◆ **Problem details**:
In the lines below, look for "stator". Copy each line where it appears.

━━ Data to process ━━

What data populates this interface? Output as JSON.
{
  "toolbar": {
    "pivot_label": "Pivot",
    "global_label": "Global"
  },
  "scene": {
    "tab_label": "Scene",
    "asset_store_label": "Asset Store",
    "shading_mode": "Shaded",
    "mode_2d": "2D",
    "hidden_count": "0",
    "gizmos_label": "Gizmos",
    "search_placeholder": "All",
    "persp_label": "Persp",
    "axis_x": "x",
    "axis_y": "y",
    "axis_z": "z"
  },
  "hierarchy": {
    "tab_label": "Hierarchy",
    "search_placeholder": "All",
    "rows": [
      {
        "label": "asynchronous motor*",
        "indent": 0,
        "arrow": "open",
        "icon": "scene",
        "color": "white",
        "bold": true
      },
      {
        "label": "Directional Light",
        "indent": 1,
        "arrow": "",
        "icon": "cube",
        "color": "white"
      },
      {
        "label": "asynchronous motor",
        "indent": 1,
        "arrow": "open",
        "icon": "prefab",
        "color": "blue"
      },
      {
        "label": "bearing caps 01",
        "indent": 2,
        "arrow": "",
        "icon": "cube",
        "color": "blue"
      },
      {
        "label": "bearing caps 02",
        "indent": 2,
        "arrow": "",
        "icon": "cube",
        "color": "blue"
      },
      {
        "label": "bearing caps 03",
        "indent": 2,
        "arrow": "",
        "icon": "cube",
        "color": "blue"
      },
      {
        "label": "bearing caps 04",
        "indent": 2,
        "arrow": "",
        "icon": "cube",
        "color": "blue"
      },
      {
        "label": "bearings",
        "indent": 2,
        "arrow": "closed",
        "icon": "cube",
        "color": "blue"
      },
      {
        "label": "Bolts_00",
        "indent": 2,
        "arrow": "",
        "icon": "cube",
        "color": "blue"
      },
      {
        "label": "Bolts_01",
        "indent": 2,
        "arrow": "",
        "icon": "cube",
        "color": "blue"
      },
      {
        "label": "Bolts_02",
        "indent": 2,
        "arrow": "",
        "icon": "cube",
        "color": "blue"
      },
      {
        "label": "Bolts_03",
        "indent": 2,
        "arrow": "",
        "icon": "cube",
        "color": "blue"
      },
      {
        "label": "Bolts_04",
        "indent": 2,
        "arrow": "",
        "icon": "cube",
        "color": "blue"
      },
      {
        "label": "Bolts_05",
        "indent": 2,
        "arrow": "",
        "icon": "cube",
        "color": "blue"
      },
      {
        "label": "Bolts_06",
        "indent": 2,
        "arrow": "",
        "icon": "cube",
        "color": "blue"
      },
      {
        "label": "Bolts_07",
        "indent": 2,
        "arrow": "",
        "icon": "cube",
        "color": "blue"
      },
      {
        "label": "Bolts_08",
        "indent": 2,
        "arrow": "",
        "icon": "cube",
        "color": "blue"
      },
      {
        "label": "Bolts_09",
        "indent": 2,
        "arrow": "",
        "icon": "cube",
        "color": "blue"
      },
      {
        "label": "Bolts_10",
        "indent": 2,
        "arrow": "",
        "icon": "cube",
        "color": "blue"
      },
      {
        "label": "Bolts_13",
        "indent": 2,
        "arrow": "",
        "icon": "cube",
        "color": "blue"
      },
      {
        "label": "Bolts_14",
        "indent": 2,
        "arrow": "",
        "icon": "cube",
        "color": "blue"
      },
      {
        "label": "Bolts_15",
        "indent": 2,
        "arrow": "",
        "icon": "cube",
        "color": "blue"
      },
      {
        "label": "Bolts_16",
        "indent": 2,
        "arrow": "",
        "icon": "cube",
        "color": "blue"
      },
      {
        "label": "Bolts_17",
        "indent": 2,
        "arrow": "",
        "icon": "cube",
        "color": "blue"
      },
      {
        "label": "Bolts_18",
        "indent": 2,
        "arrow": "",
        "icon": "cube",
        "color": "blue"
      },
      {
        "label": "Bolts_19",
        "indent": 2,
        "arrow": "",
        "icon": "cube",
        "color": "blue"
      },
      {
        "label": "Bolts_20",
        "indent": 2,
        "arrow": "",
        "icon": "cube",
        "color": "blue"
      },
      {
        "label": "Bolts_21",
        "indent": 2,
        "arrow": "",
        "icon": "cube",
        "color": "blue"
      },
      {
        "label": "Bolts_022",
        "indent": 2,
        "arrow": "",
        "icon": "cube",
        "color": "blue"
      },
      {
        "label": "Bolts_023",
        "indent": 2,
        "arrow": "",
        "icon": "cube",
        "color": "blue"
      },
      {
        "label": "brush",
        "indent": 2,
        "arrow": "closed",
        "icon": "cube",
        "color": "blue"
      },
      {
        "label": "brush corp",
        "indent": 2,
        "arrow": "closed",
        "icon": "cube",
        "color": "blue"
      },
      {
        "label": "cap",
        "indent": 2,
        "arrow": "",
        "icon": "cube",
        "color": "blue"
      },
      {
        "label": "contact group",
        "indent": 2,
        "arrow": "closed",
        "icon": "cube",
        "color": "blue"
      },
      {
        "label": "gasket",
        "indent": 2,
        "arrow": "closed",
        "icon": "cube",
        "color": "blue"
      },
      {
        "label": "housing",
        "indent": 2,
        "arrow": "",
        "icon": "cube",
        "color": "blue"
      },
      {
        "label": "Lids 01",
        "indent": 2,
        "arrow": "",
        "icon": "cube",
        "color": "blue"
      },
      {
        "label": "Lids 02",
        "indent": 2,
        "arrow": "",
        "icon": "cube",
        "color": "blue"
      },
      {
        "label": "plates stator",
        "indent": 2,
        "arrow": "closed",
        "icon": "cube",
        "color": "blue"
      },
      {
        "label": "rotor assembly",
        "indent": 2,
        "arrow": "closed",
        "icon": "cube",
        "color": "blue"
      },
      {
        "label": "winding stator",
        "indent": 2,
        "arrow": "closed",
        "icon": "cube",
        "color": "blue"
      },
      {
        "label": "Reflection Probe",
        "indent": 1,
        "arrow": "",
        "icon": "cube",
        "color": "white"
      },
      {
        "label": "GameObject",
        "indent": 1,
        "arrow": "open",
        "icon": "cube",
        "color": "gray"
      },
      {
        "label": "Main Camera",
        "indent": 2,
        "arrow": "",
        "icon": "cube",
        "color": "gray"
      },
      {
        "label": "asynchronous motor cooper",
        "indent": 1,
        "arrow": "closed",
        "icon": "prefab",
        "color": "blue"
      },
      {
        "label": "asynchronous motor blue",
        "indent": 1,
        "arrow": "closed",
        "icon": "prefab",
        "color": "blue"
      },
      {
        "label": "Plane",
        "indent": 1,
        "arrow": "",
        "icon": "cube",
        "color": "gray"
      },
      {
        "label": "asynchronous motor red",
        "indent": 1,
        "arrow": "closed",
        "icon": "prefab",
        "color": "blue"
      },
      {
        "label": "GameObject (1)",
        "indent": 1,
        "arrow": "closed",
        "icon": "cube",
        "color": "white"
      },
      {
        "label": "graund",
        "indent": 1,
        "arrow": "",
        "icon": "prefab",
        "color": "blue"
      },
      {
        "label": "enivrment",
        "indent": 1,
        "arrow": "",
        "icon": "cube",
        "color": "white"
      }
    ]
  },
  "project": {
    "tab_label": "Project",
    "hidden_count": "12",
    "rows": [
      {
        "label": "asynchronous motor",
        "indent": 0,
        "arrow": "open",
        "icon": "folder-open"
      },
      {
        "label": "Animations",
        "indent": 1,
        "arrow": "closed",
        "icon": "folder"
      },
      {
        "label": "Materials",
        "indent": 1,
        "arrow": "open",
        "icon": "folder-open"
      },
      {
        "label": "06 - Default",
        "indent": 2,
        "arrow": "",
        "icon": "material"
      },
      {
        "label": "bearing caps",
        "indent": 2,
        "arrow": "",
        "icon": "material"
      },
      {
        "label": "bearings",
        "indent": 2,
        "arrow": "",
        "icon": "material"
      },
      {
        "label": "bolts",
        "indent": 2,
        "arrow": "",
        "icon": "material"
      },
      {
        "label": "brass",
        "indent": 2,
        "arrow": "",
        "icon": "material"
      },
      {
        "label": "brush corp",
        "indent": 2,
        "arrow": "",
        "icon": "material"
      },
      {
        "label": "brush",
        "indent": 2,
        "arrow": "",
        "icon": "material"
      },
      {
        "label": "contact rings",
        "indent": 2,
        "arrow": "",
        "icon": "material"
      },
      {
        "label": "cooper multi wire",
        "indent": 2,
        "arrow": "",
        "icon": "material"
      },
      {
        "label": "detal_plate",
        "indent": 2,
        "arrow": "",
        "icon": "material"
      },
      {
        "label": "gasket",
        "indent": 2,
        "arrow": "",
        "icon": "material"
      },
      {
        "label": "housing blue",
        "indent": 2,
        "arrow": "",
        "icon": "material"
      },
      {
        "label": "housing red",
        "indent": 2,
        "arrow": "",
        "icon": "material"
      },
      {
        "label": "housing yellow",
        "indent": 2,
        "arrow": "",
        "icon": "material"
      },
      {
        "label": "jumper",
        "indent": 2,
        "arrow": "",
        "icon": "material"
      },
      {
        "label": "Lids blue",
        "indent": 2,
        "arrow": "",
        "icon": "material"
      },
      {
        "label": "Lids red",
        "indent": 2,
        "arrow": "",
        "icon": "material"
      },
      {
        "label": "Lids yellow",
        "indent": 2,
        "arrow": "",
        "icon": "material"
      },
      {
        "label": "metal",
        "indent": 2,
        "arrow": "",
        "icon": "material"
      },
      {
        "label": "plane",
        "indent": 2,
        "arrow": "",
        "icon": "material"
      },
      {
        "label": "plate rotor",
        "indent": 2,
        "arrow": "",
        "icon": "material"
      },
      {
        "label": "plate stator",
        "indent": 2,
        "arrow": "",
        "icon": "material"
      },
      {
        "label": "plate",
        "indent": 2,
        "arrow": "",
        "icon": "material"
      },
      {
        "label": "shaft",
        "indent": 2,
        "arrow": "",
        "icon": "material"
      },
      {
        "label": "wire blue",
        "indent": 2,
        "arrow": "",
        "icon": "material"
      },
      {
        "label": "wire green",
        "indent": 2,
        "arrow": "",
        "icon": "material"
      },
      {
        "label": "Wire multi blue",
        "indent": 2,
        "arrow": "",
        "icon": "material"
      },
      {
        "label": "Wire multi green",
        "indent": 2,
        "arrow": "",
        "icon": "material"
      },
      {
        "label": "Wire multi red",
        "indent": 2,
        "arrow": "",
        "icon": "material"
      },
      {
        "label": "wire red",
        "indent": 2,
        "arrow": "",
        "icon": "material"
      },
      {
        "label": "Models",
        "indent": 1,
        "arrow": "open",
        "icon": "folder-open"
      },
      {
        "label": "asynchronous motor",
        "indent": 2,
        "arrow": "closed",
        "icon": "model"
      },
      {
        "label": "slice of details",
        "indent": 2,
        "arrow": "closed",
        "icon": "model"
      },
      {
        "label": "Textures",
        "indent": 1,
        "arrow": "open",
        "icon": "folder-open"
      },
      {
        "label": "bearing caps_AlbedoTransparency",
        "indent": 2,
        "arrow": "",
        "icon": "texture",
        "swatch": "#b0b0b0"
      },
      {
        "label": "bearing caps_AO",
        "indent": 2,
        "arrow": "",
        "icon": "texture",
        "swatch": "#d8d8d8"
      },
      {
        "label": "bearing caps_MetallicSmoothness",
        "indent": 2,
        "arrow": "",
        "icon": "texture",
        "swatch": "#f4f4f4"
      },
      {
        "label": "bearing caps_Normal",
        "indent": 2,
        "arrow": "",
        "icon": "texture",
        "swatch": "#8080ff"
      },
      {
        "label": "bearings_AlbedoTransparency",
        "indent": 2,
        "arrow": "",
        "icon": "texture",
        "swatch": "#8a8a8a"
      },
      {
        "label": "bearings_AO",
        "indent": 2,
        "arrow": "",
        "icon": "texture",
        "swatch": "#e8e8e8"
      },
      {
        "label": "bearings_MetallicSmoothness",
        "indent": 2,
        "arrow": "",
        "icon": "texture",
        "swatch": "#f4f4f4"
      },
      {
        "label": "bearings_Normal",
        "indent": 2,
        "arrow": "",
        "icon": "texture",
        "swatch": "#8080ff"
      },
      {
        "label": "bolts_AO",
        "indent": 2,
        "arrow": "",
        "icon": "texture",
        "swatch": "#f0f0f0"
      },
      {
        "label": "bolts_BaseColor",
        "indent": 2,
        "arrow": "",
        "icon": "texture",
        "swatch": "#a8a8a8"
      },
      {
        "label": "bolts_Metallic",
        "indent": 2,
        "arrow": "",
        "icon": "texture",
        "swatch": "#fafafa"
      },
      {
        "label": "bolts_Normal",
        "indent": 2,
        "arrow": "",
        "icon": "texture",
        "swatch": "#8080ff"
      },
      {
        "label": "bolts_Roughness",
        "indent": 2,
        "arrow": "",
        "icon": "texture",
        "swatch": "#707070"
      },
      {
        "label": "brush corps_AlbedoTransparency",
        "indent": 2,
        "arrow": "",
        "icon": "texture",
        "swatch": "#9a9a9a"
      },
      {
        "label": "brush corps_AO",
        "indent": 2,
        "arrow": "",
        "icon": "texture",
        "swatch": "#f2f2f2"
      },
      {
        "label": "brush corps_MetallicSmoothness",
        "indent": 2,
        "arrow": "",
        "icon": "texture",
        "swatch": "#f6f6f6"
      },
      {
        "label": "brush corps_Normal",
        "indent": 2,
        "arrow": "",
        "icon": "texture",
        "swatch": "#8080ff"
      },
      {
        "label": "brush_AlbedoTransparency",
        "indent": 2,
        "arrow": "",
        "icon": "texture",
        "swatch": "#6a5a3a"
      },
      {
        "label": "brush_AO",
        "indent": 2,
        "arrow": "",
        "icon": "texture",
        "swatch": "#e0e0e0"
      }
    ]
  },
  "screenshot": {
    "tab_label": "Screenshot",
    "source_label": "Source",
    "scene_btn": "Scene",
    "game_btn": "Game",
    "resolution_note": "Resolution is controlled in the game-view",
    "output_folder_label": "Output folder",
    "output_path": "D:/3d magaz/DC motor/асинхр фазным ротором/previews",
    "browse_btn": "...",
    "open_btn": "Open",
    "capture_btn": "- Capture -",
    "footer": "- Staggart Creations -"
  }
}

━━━

◆ **The answer**:
        "label": "plates stator",
        "label": "winding stator",
        "label": "plate stator",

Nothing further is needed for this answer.